The less-dense freshwater creates an anti-estuarine current when it enters the estuary. Near the surface regions, these anti-estuarine currents are the strongest.

There are different types of estuaries in the world that are segregated into different categories. There are 4 major categories that include coastal plain, tectonic, fjord, and bar-built estuaries.

You can also find some freshwater estuaries as well which are formed when a river falls into the lake. These freshwater estuaries then travel to the ocean for further mix.

Just like the ocean ecosystem, there is an estuary ecosystem as well. These environments provide a safer and healthy environment for shellfishes, small fishes, migrating birds, and some shore animals.

The water in estuaries is highly rich in minerals and nutrients like bacteria and plankton that sustain a diverse ecosystem. For instance, the decomposing of plant matter makes a healthy food source for many species.

Not only for animals, but estuaries can also become a great community for humans. The freshwater is hygienic for drinking; also, the access to both ocean and river can pave the way for development.

What Is It Called When Two Rivers Meet?

Not only rivers and oceans meet, but two rivers also meet and then travel to the ocean together. The merger of two rivers is called confluence. It is the process that defines the amalgamation of two flowing bodies. In confluence, two rivers will join to form a single channel that travels to the ocean.

Even two tributaries can meet confluence depending on the intensity. A confluence may occur in various configurations. Some notable confluences across the globe can grab your attention.
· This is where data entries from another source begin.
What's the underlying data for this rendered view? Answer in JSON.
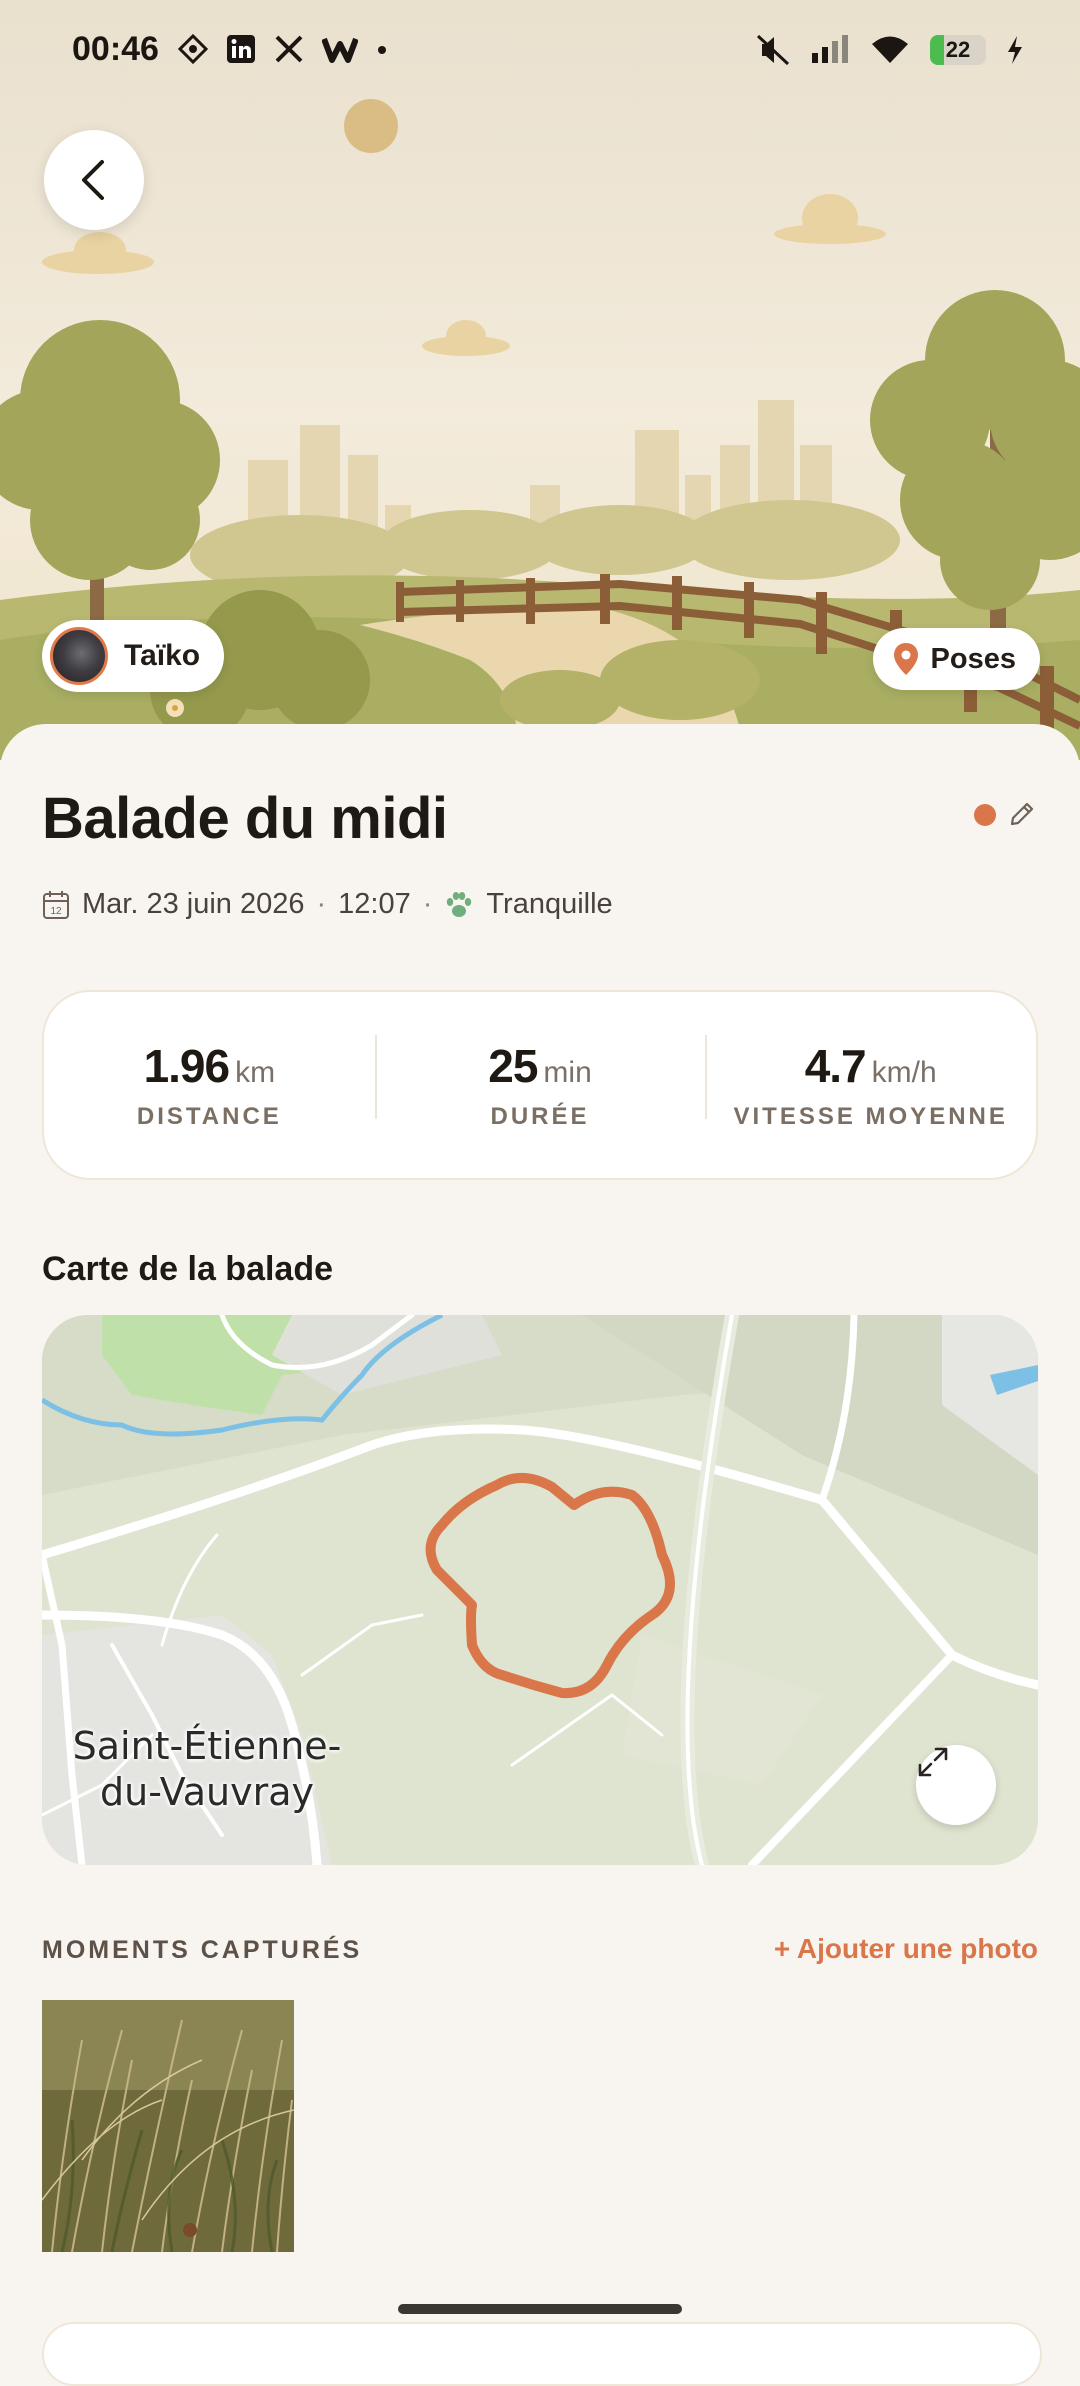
{
  "status_bar": {
    "time": "00:46",
    "battery_level": "22",
    "left_icons": [
      "app-diamond-icon",
      "linkedin-icon",
      "x-icon",
      "w-app-icon",
      "dot-icon"
    ],
    "right_icons": [
      "mute-icon",
      "signal-icon",
      "wifi-icon",
      "battery-icon",
      "charging-icon"
    ]
  },
  "hero": {
    "dog_name": "Taïko",
    "poses_label": "Poses"
  },
  "walk": {
    "title": "Balade du midi",
    "date": "Mar. 23 juin 2026",
    "time": "12:07",
    "pace": "Tranquille"
  },
  "stats": [
    {
      "value": "1.96",
      "unit": "km",
      "label": "DISTANCE"
    },
    {
      "value": "25",
      "unit": "min",
      "label": "DURÉE"
    },
    {
      "value": "4.7",
      "unit": "km/h",
      "label": "VITESSE MOYENNE"
    }
  ],
  "map_section": {
    "title": "Carte de la balade",
    "place_line1": "Saint-Étienne-",
    "place_line2": "du-Vauvray"
  },
  "moments": {
    "title": "MOMENTS CAPTURÉS",
    "add_label": "+ Ajouter une photo"
  },
  "colors": {
    "accent": "#d9774a",
    "background": "#f8f5f0",
    "text_primary": "#1f1914",
    "map_route": "#d9774a"
  }
}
Six confluence flow zones determine the feature of a confluence. Those six zones are stagnation, flow deflection, slow separation, maximum velocity, and shear layers zone.


Sonia Madaan is a writer and founding editor of science education blog EarthEclipse. Her passion for science education drove her to start EarthEclipse with the sole objective of finding and sharing fun and interesting science facts. She loves writing on topics related to space, environment, chemistry, biology, geology and geography. When she is not writing, she loves watching sci-fi movies on Netflix.